#### [Required action]
Please set down the entries below once more, exactly.

::::::

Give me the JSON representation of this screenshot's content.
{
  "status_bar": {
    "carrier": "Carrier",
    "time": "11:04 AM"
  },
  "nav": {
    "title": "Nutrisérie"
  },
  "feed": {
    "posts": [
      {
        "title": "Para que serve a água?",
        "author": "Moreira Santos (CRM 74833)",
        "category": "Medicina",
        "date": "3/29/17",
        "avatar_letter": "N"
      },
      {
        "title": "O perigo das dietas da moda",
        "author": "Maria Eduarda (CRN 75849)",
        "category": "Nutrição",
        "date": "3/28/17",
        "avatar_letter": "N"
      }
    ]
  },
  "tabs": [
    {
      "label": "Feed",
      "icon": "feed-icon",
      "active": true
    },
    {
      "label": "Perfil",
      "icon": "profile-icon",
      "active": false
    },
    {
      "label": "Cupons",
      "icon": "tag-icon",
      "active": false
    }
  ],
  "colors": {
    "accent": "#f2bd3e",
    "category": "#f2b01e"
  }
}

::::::

#### [Your solution]
Give me the JSON representation of this screenshot's content.
{
  "status_bar": {
    "carrier": "Carrier",
    "time": "11:04 AM"
  },
  "nav": {
    "title": "Nutrisérie"
  },
  "feed": {
    "posts": [
      {
        "title": "Para que serve a água?",
        "author": "Moreira Santos (CRM 74833)",
        "category": "Medicina",
        "date": "3/29/17",
        "avatar_letter": "N"
      },
      {
        "title": "O perigo das dietas da moda",
        "author": "Maria Eduarda (CRN 75849)",
        "category": "Nutrição",
        "date": "3/28/17",
        "avatar_letter": "N"
      }
    ]
  },
  "tabs": [
    {
      "label": "Feed",
      "icon": "feed-icon",
      "active": true
    },
    {
      "label": "Perfil",
      "icon": "profile-icon",
      "active": false
    },
    {
      "label": "Cupons",
      "icon": "tag-icon",
      "active": false
    }
  ],
  "colors": {
    "accent": "#f2bd3e",
    "category": "#f2b01e"
  }
}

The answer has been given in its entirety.